> **What needs to be done**:
Below is a set of entries; give all of them again exactly.

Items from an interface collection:
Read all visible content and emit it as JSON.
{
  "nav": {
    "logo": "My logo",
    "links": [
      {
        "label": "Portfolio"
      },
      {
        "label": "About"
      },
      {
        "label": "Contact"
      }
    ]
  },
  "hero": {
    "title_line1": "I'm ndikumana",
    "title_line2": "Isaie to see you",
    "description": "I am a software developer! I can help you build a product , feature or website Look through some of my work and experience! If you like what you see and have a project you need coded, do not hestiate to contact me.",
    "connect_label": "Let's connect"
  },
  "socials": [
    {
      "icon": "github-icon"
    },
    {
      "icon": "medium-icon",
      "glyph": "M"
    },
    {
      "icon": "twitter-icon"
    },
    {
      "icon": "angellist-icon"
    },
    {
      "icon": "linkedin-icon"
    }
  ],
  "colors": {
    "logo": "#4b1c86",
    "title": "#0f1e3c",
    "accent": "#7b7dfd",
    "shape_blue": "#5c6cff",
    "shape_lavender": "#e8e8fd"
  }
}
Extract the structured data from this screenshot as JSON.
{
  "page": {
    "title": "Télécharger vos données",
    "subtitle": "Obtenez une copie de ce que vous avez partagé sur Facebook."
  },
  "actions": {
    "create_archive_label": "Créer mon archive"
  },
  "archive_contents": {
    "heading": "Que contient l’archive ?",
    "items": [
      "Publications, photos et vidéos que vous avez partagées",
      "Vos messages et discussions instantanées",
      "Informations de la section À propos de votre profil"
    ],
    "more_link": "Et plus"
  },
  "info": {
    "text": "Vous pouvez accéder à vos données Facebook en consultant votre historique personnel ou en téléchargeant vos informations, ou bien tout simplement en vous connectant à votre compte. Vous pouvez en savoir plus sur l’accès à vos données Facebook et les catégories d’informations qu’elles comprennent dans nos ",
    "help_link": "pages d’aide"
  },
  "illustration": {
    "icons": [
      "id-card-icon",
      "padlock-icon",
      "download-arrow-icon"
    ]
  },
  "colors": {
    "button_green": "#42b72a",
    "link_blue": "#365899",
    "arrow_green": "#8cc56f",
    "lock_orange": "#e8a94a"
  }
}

> **Exercise response**:
Read all visible content and emit it as JSON.
{
  "nav": {
    "logo": "My logo",
    "links": [
      {
        "label": "Portfolio"
      },
      {
        "label": "About"
      },
      {
        "label": "Contact"
      }
    ]
  },
  "hero": {
    "title_line1": "I'm ndikumana",
    "title_line2": "Isaie to see you",
    "description": "I am a software developer! I can help you build a product , feature or website Look through some of my work and experience! If you like what you see and have a project you need coded, do not hestiate to contact me.",
    "connect_label": "Let's connect"
  },
  "socials": [
    {
      "icon": "github-icon"
    },
    {
      "icon": "medium-icon",
      "glyph": "M"
    },
    {
      "icon": "twitter-icon"
    },
    {
      "icon": "angellist-icon"
    },
    {
      "icon": "linkedin-icon"
    }
  ],
  "colors": {
    "logo": "#4b1c86",
    "title": "#0f1e3c",
    "accent": "#7b7dfd",
    "shape_blue": "#5c6cff",
    "shape_lavender": "#e8e8fd"
  }
}
Extract the structured data from this screenshot as JSON.
{
  "page": {
    "title": "Télécharger vos données",
    "subtitle": "Obtenez une copie de ce que vous avez partagé sur Facebook."
  },
  "actions": {
    "create_archive_label": "Créer mon archive"
  },
  "archive_contents": {
    "heading": "Que contient l’archive ?",
    "items": [
      "Publications, photos et vidéos que vous avez partagées",
      "Vos messages et discussions instantanées",
      "Informations de la section À propos de votre profil"
    ],
    "more_link": "Et plus"
  },
  "info": {
    "text": "Vous pouvez accéder à vos données Facebook en consultant votre historique personnel ou en téléchargeant vos informations, ou bien tout simplement en vous connectant à votre compte. Vous pouvez en savoir plus sur l’accès à vos données Facebook et les catégories d’informations qu’elles comprennent dans nos ",
    "help_link": "pages d’aide"
  },
  "illustration": {
    "icons": [
      "id-card-icon",
      "padlock-icon",
      "download-arrow-icon"
    ]
  },
  "colors": {
    "button_green": "#42b72a",
    "link_blue": "#365899",
    "arrow_green": "#8cc56f",
    "lock_orange": "#e8a94a"
  }
}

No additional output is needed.